**Data shown**
□ □ □ □ □

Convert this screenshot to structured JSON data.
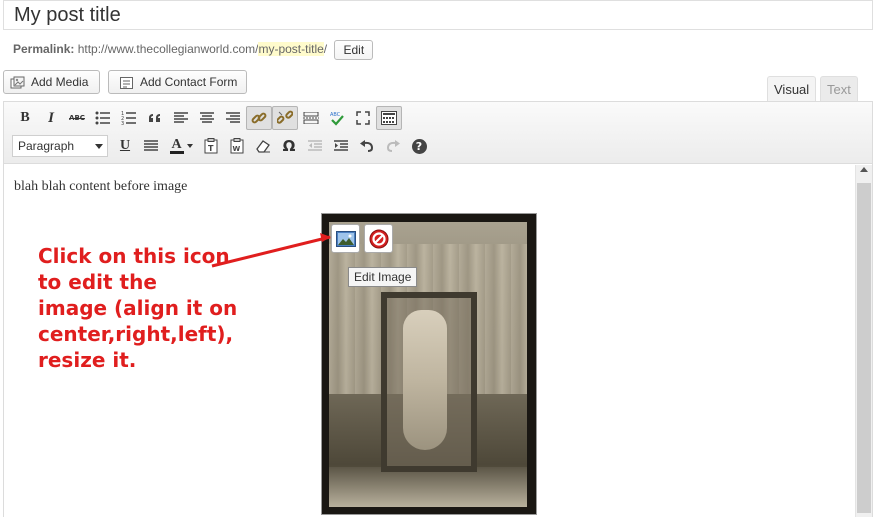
{
  "post": {
    "title": "My post title"
  },
  "permalink": {
    "label": "Permalink:",
    "base_url": "http://www.thecollegianworld.com/",
    "slug": "my-post-title",
    "trailing": "/",
    "edit_label": "Edit"
  },
  "media_buttons": {
    "add_media": "Add Media",
    "add_contact_form": "Add Contact Form"
  },
  "editor_tabs": {
    "visual": "Visual",
    "text": "Text",
    "active": "Visual"
  },
  "toolbar": {
    "row1": [
      "bold",
      "italic",
      "strikethrough",
      "bulleted-list",
      "numbered-list",
      "blockquote",
      "align-left",
      "align-center",
      "align-right",
      "insert-link",
      "remove-link",
      "insert-more",
      "spellcheck",
      "fullscreen",
      "toolbar-toggle"
    ],
    "bold_glyph": "B",
    "italic_glyph": "I",
    "strike_glyph": "ABC",
    "format_value": "Paragraph",
    "underline_glyph": "U",
    "textcolor_glyph": "A",
    "charmap_glyph": "Ω",
    "help_glyph": "?"
  },
  "content": {
    "text": "blah blah content before image"
  },
  "image_overlay": {
    "tooltip": "Edit Image"
  },
  "annotation": {
    "text": "Click on this icon\nto edit the\nimage (align it on\ncenter,right,left),\nresize it.",
    "color": "#e01e1e"
  }
}
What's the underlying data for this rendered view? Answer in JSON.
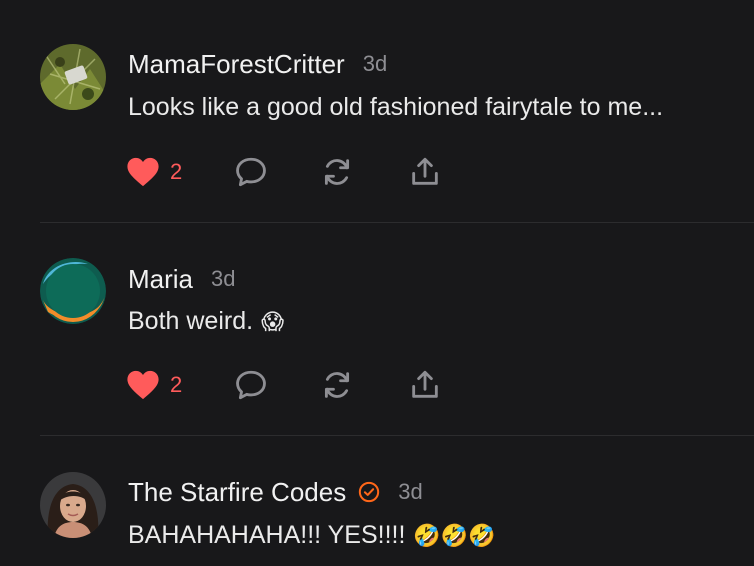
{
  "colors": {
    "background": "#18181a",
    "like_red": "#ff5b5b",
    "muted_gray": "#8e8e93",
    "verified_orange": "#ff6719",
    "divider": "#2c2c2e"
  },
  "comments": [
    {
      "username": "MamaForestCritter",
      "time": "3d",
      "text": "Looks like a good old fashioned fairytale to me...",
      "emoji": "",
      "likes": "2",
      "verified": false,
      "avatar": "nature-photo-avatar"
    },
    {
      "username": "Maria",
      "time": "3d",
      "text": "Both weird.",
      "emoji": "😱",
      "likes": "2",
      "verified": false,
      "avatar": "green-circle-avatar"
    },
    {
      "username": "The Starfire Codes",
      "time": "3d",
      "text": "BAHAHAHAHA!!! YES!!!!",
      "emoji": "🤣🤣🤣",
      "likes": "",
      "verified": true,
      "avatar": "portrait-photo-avatar"
    }
  ],
  "icons": {
    "like": "heart-icon",
    "reply": "comment-bubble-icon",
    "restack": "refresh-arrows-icon",
    "share": "share-upload-icon",
    "verified": "verified-check-icon"
  }
}
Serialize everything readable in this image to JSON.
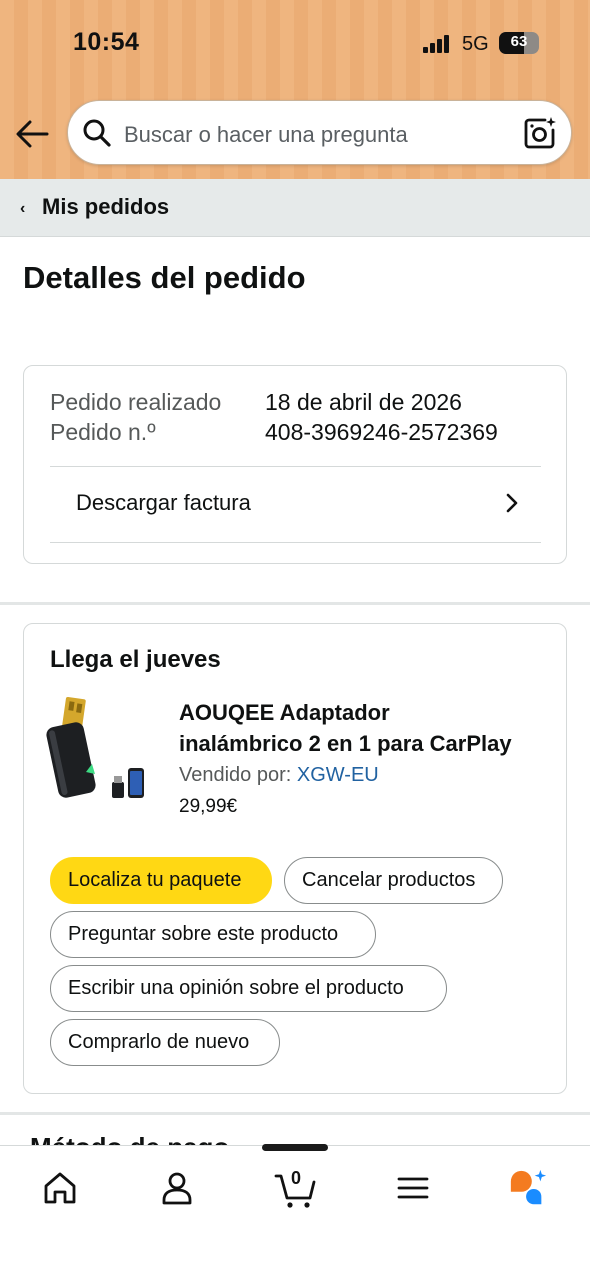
{
  "status_bar": {
    "time": "10:54",
    "network": "5G",
    "battery": "63",
    "battery_level": 0.63
  },
  "header": {
    "search_placeholder": "Buscar o hacer una pregunta"
  },
  "breadcrumb": {
    "label": "Mis pedidos"
  },
  "page": {
    "title": "Detalles del pedido"
  },
  "order_info": {
    "placed_label": "Pedido realizado",
    "placed_value": "18 de abril de 2026",
    "number_label": "Pedido n.º",
    "number_value": "408-3969246-2572369",
    "invoice_label": "Descargar factura"
  },
  "delivery": {
    "arrival": "Llega el jueves",
    "product": {
      "title_line1": "AOUQEE Adaptador",
      "title_line2": "inalámbrico 2 en 1 para CarPlay",
      "sold_by_label": "Vendido por:",
      "seller": "XGW-EU",
      "price": "29,99€"
    },
    "actions": {
      "track": "Localiza tu paquete",
      "cancel": "Cancelar productos",
      "ask": "Preguntar sobre este producto",
      "review": "Escribir una opinión sobre el producto",
      "buy_again": "Comprarlo de nuevo"
    }
  },
  "next_section_peek": "Método de pago",
  "bottom_nav": {
    "items": [
      "home-icon",
      "account-icon",
      "cart-icon",
      "menu-icon",
      "rufus-icon"
    ],
    "cart_count": "0"
  },
  "colors": {
    "header": "#efb57f",
    "primary_button": "#ffd814",
    "link": "#2162a1",
    "rufus_orange": "#f47b20",
    "rufus_blue": "#1a8cff"
  }
}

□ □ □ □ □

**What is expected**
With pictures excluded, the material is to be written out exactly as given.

**Solution to this problem**
Convert this screenshot to structured JSON data.
{
  "post": {
    "title": "My post title"
  },
  "permalink": {
    "label": "Permalink:",
    "base_url": "http://www.thecollegianworld.com/",
    "slug": "my-post-title",
    "trailing": "/",
    "edit_label": "Edit"
  },
  "media_buttons": {
    "add_media": "Add Media",
    "add_contact_form": "Add Contact Form"
  },
  "editor_tabs": {
    "visual": "Visual",
    "text": "Text",
    "active": "Visual"
  },
  "toolbar": {
    "row1": [
      "bold",
      "italic",
      "strikethrough",
      "bulleted-list",
      "numbered-list",
      "blockquote",
      "align-left",
      "align-center",
      "align-right",
      "insert-link",
      "remove-link",
      "insert-more",
      "spellcheck",
      "fullscreen",
      "toolbar-toggle"
    ],
    "bold_glyph": "B",
    "italic_glyph": "I",
    "strike_glyph": "ABC",
    "format_value": "Paragraph",
    "underline_glyph": "U",
    "textcolor_glyph": "A",
    "charmap_glyph": "Ω",
    "help_glyph": "?"
  },
  "content": {
    "text": "blah blah content before image"
  },
  "image_overlay": {
    "tooltip": "Edit Image"
  },
  "annotation": {
    "text": "Click on this icon\nto edit the\nimage (align it on\ncenter,right,left),\nresize it.",
    "color": "#e01e1e"
  }
}
What's the underlying data for this rendered view? Answer in JSON.
{
  "colors": {
    "background": "#18181a",
    "like_red": "#ff5b5b",
    "muted_gray": "#8e8e93",
    "verified_orange": "#ff6719",
    "divider": "#2c2c2e"
  },
  "comments": [
    {
      "username": "MamaForestCritter",
      "time": "3d",
      "text": "Looks like a good old fashioned fairytale to me...",
      "emoji": "",
      "likes": "2",
      "verified": false,
      "avatar": "nature-photo-avatar"
    },
    {
      "username": "Maria",
      "time": "3d",
      "text": "Both weird.",
      "emoji": "😱",
      "likes": "2",
      "verified": false,
      "avatar": "green-circle-avatar"
    },
    {
      "username": "The Starfire Codes",
      "time": "3d",
      "text": "BAHAHAHAHA!!! YES!!!!",
      "emoji": "🤣🤣🤣",
      "likes": "",
      "verified": true,
      "avatar": "portrait-photo-avatar"
    }
  ],
  "icons": {
    "like": "heart-icon",
    "reply": "comment-bubble-icon",
    "restack": "refresh-arrows-icon",
    "share": "share-upload-icon",
    "verified": "verified-check-icon"
  }
}
Serialize everything readable in this image to JSON.
{
  "status_bar": {
    "time": "10:54",
    "network": "5G",
    "battery": "63",
    "battery_level": 0.63
  },
  "header": {
    "search_placeholder": "Buscar o hacer una pregunta"
  },
  "breadcrumb": {
    "label": "Mis pedidos"
  },
  "page": {
    "title": "Detalles del pedido"
  },
  "order_info": {
    "placed_label": "Pedido realizado",
    "placed_value": "18 de abril de 2026",
    "number_label": "Pedido n.º",
    "number_value": "408-3969246-2572369",
    "invoice_label": "Descargar factura"
  },
  "delivery": {
    "arrival": "Llega el jueves",
    "product": {
      "title_line1": "AOUQEE Adaptador",
      "title_line2": "inalámbrico 2 en 1 para CarPlay",
      "sold_by_label": "Vendido por:",
      "seller": "XGW-EU",
      "price": "29,99€"
    },
    "actions": {
      "track": "Localiza tu paquete",
      "cancel": "Cancelar productos",
      "ask": "Preguntar sobre este producto",
      "review": "Escribir una opinión sobre el producto",
      "buy_again": "Comprarlo de nuevo"
    }
  },
  "next_section_peek": "Método de pago",
  "bottom_nav": {
    "items": [
      "home-icon",
      "account-icon",
      "cart-icon",
      "menu-icon",
      "rufus-icon"
    ],
    "cart_count": "0"
  },
  "colors": {
    "header": "#efb57f",
    "primary_button": "#ffd814",
    "link": "#2162a1",
    "rufus_orange": "#f47b20",
    "rufus_blue": "#1a8cff"
  }
}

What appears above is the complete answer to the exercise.